You can also check out the MIT Libraries page on Thesis Content and Article Publishing for links to relevant policies for several publishers.
You can register your copyright at any time; it does not need to occur at the moment of submission to Pro Quest.
However, the earlier you register your copyright, the more money in statutory damages and attorney fees you are eligible for should you end up suing someone for violating your copyright.
Or you can register the copyright yourself (fees are $35 or $55 depending on the type of application).
Remember, this is not a required step – and it has nothing to do with your being the copyright holder.
For information about embargoing a thesis or dissertation, consult your program’s thesis/dissertation guide.
For students in the Schools of Arts, Sciences & Engineering: Q: I published a chapter of my dissertation/thesis as an article last year.
Formal registration establishes a claim on your particular “expression” of your ideas. Depending on the amount and type of material being used, it may be more appropriate to seek permission.
Registration is a necessary step should you want to sue for copyright infringement. If the material you want to use in your dissertation/thesis is in the public domain, you don’t need permission or to do a fair use assessment, just don’t forget to cite it! Registering provides a date-stamp, which can be useful in establishing primacy of your work.
Embargoes are available for 6 months, 1 year, and 2 years.

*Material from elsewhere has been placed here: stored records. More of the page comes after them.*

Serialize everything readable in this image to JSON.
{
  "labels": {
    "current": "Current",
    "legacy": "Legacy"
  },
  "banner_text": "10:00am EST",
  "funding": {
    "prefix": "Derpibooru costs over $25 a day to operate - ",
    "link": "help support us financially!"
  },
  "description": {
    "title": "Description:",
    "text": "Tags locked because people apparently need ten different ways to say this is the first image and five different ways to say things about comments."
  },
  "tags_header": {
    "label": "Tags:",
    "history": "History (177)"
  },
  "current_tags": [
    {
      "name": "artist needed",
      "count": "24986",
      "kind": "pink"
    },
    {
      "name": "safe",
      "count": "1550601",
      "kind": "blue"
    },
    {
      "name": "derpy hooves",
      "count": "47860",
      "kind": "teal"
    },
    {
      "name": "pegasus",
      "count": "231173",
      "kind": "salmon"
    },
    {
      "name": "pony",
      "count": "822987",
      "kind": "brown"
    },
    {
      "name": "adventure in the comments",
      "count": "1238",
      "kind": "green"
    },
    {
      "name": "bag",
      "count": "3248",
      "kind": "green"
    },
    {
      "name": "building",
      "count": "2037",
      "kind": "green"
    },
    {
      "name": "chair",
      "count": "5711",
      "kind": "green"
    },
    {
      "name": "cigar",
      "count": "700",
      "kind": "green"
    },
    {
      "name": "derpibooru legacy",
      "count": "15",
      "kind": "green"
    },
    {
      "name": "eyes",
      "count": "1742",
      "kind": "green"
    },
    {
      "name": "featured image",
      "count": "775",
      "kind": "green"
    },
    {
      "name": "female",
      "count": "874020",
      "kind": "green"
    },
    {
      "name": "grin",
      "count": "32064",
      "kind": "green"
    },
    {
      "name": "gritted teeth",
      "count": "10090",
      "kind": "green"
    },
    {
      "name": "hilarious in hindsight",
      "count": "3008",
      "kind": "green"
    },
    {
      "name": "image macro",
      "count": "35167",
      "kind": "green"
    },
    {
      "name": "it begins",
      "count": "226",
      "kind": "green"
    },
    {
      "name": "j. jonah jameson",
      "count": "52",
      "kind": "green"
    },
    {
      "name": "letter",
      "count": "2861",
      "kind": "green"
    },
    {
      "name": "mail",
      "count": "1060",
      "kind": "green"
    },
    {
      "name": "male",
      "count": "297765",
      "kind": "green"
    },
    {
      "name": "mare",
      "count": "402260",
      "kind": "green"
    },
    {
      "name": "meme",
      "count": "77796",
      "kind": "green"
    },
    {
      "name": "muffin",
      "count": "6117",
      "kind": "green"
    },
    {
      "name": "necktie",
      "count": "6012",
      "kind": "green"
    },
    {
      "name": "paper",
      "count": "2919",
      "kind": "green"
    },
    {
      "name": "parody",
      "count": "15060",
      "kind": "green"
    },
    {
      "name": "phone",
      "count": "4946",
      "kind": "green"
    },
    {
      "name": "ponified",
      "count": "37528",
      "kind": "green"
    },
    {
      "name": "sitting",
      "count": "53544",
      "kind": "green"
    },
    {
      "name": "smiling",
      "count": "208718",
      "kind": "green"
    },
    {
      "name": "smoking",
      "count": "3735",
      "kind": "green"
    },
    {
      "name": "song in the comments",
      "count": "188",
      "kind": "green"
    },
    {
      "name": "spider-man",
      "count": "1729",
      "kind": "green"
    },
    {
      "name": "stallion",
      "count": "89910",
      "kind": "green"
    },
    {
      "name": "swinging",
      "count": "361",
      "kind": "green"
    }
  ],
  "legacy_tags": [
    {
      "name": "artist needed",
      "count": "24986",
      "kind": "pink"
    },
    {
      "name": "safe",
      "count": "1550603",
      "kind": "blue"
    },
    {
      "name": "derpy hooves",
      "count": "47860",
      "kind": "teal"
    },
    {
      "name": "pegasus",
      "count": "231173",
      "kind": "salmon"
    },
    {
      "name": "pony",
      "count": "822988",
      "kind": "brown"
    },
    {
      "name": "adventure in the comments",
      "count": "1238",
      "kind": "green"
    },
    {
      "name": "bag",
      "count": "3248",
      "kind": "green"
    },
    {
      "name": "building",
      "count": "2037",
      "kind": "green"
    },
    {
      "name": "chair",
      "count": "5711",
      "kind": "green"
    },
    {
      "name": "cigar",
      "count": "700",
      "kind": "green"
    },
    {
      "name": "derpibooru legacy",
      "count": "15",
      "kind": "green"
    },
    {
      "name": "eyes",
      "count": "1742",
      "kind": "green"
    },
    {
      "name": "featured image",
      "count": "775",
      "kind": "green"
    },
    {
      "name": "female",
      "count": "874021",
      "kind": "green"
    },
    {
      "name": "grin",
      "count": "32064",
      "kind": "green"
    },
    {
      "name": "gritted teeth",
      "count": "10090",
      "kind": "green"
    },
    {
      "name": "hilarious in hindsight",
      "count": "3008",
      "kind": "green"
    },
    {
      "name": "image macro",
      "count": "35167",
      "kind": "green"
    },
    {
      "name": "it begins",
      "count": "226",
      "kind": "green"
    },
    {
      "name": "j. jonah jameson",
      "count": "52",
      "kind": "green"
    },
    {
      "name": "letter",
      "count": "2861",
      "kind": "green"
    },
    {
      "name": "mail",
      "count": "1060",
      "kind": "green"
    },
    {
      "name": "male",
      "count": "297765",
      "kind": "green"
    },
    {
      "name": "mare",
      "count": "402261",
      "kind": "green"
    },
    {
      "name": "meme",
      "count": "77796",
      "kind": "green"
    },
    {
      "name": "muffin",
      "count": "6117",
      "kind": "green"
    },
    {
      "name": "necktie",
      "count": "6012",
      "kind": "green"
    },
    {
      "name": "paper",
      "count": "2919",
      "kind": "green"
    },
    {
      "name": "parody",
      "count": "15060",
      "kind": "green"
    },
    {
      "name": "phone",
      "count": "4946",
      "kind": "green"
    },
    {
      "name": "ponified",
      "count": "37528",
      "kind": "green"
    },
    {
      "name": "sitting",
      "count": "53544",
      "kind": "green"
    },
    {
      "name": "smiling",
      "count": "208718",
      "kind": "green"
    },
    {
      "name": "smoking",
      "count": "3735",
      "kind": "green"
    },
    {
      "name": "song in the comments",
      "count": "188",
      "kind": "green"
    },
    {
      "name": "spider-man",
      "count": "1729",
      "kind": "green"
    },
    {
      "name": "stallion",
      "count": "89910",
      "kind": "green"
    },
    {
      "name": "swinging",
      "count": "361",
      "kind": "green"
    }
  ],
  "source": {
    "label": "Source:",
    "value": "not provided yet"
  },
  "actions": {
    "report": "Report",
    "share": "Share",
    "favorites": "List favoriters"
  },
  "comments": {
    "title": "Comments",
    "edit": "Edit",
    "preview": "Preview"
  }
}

Should you need to extend the embargo period because you are in the midst of patent negotiations, your advisor may request a one-time extension of the embargo from Pro Quest and Tufts Digital Collections & Archives.